A similar intensity was conjured in the scene from Act 2 of Poulenc’s Dialogues des Carmélites in which, on the eve of the French Revolution, the fears, honesty and desires of the father (Marquis, Jeremy Kleeman), brother (Chevalier de la Force, Ted Black) and sister (Blanche, Jessica Cale) collide and conflict.  The two-piano accompaniment was a compromise, but the pre-WWI setting was effective, the claustrophobia of mores and manners tightened by the panelled-room acoustic.  Kleeman captured the Marquis’s naïve nostalgia and grief; Black was intense and insistent; Cale conveyed Blanche’s conviction with immaculate line and subtlety.  As the emotive temperature rose, it was a little relentless at times, but not in a way that is inappropriate to the fervour that Poulenc conjures. 

The next evening we returned to Act 2 of Poulenc’s opera, for the scene in which the Chevalier (Michael Gibson) visits Blanche in the convent to try to persuade Blanche (Sofie Lund-Tonneson) to leave for her own safety, while she resists and insists upon sacrificing herself for the greater cause.  This was tremendously dynamic and ‘real’ music-drama, as both singers exploited the urgent, impassioned score to full emotional effect.

Offenbach’s La belle Hélène provided some light relief, though the satire is just as impactful as Poulenc’s tragedy.  Fuchs elided three numbers from Act 2 effectively, taking us from Hélène’s dreams to her nocturnal tryst with Pâris, and on to the discovery of their adultery by Agamemnon, Ménélas and Calchas.  Emma Roberts and Maria Hegele bloomed with equal lustre as the iconic Queen of Sparta, Ted Black’s displayed much vocal vigour as Pâris, and in the Trio patriotique Michael Bell (Ménélas), Jeremy Kleeman (Agamemnon) and Mikhail Biryukov (Calchas) developed persuasive dramatic momentum, singing with tremendous precision and ensemble power.

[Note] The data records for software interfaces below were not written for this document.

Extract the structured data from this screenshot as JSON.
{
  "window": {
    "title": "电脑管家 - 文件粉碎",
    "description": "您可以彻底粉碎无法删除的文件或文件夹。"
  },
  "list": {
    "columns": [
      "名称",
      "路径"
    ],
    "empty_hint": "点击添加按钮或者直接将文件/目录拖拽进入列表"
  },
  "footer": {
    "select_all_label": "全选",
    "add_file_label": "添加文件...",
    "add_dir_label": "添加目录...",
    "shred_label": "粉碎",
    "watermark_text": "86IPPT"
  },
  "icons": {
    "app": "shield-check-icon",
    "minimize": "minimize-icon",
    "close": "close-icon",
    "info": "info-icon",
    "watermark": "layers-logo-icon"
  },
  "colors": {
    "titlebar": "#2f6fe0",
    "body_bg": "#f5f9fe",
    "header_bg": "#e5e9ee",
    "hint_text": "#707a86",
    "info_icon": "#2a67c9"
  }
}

There was some room for Mozart in the second programme, which took us back to Hyde Park for the seduction by Don Giovanni – suave in white suit and panama – of Zerlina.  Kleeman was a wry Leporello, knowingly acknowledging the women’s adversity; Biryukov oozed confidence as the deceptive Don; Masetto’s fury and frustration as conveyed by Edward Jowle, inspired sympathy, the more so when he subsequently came in for a good thumping.  I found Biryukov rather too forthright in ‘Là ci darem la mano’ – less would have been more, vocally and seductively, but Charlotte Bowden and Clara Barbier both captured Zerlina’s essential good heart, a quality enhanced by some fine woodwind playing.

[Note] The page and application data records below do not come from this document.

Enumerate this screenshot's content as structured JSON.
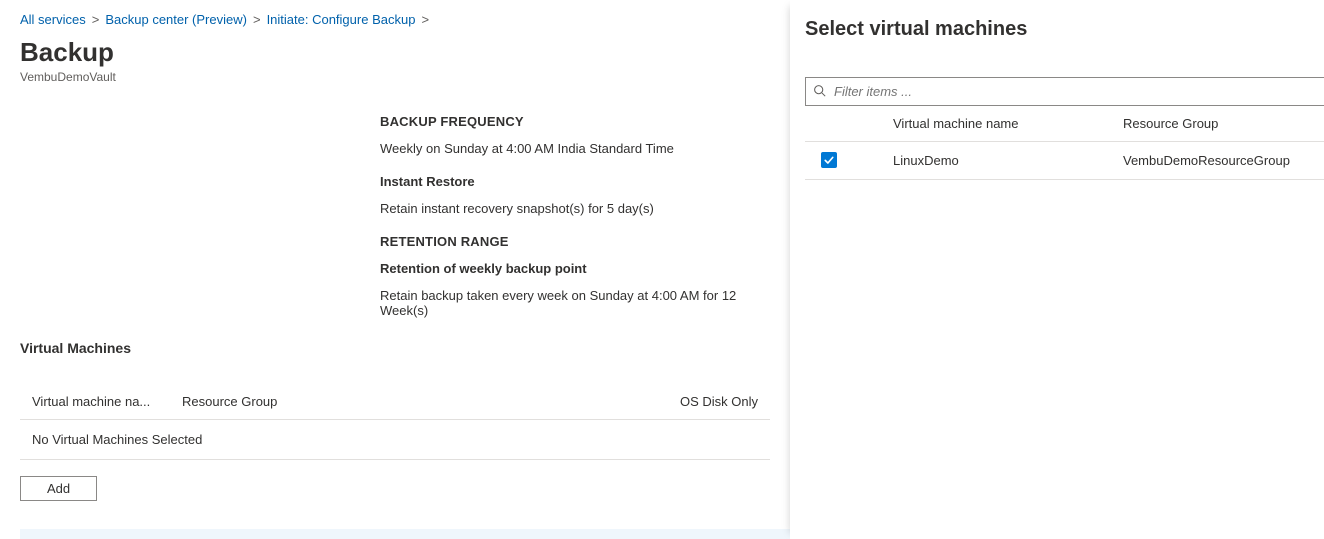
{
  "breadcrumb": {
    "items": [
      {
        "label": "All services"
      },
      {
        "label": "Backup center (Preview)"
      },
      {
        "label": "Initiate: Configure Backup"
      }
    ]
  },
  "header": {
    "title": "Backup",
    "subtitle": "VembuDemoVault"
  },
  "policy": {
    "freq_heading": "BACKUP FREQUENCY",
    "freq_text": "Weekly on Sunday at 4:00 AM India Standard Time",
    "instant_heading": "Instant Restore",
    "instant_text": "Retain instant recovery snapshot(s) for 5 day(s)",
    "retention_heading": "RETENTION RANGE",
    "retention_sub": "Retention of weekly backup point",
    "retention_text": "Retain backup taken every week on Sunday at 4:00 AM for 12 Week(s)"
  },
  "vm_section": {
    "heading": "Virtual Machines",
    "col_name": "Virtual machine na...",
    "col_rg": "Resource Group",
    "col_disk": "OS Disk Only",
    "empty_row": "No Virtual Machines Selected",
    "add_label": "Add"
  },
  "side": {
    "title": "Select virtual machines",
    "filter_placeholder": "Filter items ...",
    "col_name": "Virtual machine name",
    "col_rg": "Resource Group",
    "rows": [
      {
        "checked": true,
        "name": "LinuxDemo",
        "rg": "VembuDemoResourceGroup"
      }
    ]
  }
}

The second evening concluded with the un-smooth ‘course of true love’ charted by Shakespeare in A Midsummer Night’s Dream, courtesy of three scenes from Britten’s opera which began in the park with Atkinson’s Demetrius pursuing Bowden’s Helena into the ‘woods’ of Hyde Park – this was stronger direction from Fuchs than in the earlier Handel – and then traced the four lovers’ mix-ups and make-ups.  Pianists Paul McKenzie and Joseph Ramadan once again fulfilled an orchestra role, and produced some lovely delicacy to conjure Shakespeare’s, and Britten’s, magic.  A procession from the Park back to the Britten Theatre introduced a metatheatrical touch, absolutely in keeping with the themes and spirit of Shakespeare’s play, and the closing moments of the lovers’ reconciliation had a wonderfully fragile intensity which left one hoping that our own reconnection, reunion and resolution is not too far away.

Opera Scenes 1: Separation and Reconciliation can be viewed at

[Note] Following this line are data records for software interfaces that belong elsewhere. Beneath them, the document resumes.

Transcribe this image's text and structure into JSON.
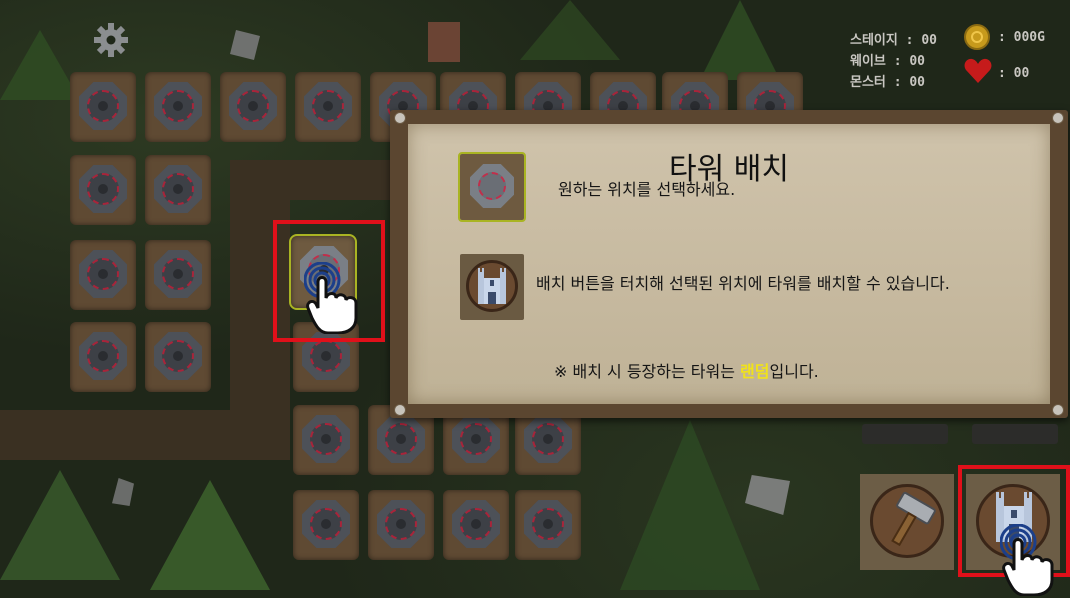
{
  "hud": {
    "stage_label": "스테이지 : 00",
    "wave_label": "웨이브 : 00",
    "monster_label": "몬스터 : 00",
    "gold_value": ": 000G",
    "life_value": ": 00",
    "icons": {
      "settings": "gear-icon",
      "gold": "coin-icon",
      "life": "heart-icon"
    }
  },
  "dialog": {
    "title": "타워 배치",
    "step1_text": "원하는 위치를 선택하세요.",
    "step2_text": "배치 버튼을 터치해 선택된 위치에 타워를 배치할 수 있습니다.",
    "note_prefix": "※ 배치 시 등장하는 타워는 ",
    "note_highlight": "랜덤",
    "note_suffix": "입니다."
  },
  "buttons": {
    "upgrade": "hammer-icon",
    "place_tower": "castle-icon"
  },
  "colors": {
    "highlight_text": "#f0e21a",
    "tutorial_box": "#e0101a",
    "selected_tile_border": "#a9b423"
  }
}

Opera Scenes 2: Separation and Reconciliation can be viewed at

A programme is available at

Claire Seymour

Streamed on YouTube and Facebook, 27th and 28th November 2020.